** What is expected **
Please report, as a bare number, how many lines below include the string "flag".

** Listed entries **
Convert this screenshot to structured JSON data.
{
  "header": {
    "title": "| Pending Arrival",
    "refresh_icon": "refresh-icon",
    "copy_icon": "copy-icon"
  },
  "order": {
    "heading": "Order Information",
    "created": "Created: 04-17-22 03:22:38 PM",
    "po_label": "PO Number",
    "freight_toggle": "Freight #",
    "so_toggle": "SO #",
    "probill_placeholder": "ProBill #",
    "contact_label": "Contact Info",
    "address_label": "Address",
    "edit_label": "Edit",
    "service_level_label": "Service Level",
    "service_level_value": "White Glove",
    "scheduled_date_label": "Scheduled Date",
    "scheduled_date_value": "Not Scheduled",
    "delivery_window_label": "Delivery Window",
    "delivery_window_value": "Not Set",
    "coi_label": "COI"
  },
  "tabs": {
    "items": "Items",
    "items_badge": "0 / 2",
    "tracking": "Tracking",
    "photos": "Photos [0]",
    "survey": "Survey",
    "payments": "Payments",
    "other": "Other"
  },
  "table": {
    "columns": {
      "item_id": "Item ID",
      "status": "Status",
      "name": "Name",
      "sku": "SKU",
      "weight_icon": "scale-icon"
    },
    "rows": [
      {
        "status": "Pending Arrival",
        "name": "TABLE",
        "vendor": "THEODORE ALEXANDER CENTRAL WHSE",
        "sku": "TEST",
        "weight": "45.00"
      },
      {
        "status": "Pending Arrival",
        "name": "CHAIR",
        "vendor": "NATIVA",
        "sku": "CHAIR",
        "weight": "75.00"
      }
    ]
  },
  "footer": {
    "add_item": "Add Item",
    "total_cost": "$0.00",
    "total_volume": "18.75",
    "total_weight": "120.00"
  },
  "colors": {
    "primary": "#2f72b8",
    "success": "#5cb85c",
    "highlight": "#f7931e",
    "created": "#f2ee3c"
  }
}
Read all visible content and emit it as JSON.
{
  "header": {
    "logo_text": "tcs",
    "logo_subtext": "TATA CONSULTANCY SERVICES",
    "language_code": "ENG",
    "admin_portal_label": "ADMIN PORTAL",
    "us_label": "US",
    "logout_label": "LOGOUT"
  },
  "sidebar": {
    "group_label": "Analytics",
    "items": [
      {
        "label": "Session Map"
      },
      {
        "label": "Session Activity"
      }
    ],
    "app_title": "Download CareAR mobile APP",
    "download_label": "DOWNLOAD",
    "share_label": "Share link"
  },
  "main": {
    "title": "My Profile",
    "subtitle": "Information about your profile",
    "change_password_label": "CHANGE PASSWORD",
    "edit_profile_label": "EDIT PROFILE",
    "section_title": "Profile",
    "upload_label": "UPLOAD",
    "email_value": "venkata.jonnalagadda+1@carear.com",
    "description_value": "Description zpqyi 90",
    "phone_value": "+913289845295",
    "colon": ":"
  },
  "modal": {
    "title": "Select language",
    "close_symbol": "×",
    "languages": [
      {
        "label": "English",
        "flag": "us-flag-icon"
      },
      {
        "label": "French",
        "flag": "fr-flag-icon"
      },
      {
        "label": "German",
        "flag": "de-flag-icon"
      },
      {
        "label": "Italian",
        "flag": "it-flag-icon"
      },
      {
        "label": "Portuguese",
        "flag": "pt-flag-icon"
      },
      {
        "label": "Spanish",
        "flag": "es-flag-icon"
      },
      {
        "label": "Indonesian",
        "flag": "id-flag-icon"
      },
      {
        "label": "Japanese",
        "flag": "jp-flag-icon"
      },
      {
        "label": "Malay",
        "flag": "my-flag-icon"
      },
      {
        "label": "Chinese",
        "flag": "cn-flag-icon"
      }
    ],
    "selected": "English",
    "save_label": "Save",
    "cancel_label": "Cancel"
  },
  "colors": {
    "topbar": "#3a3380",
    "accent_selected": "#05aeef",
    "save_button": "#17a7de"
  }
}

** Reply **
10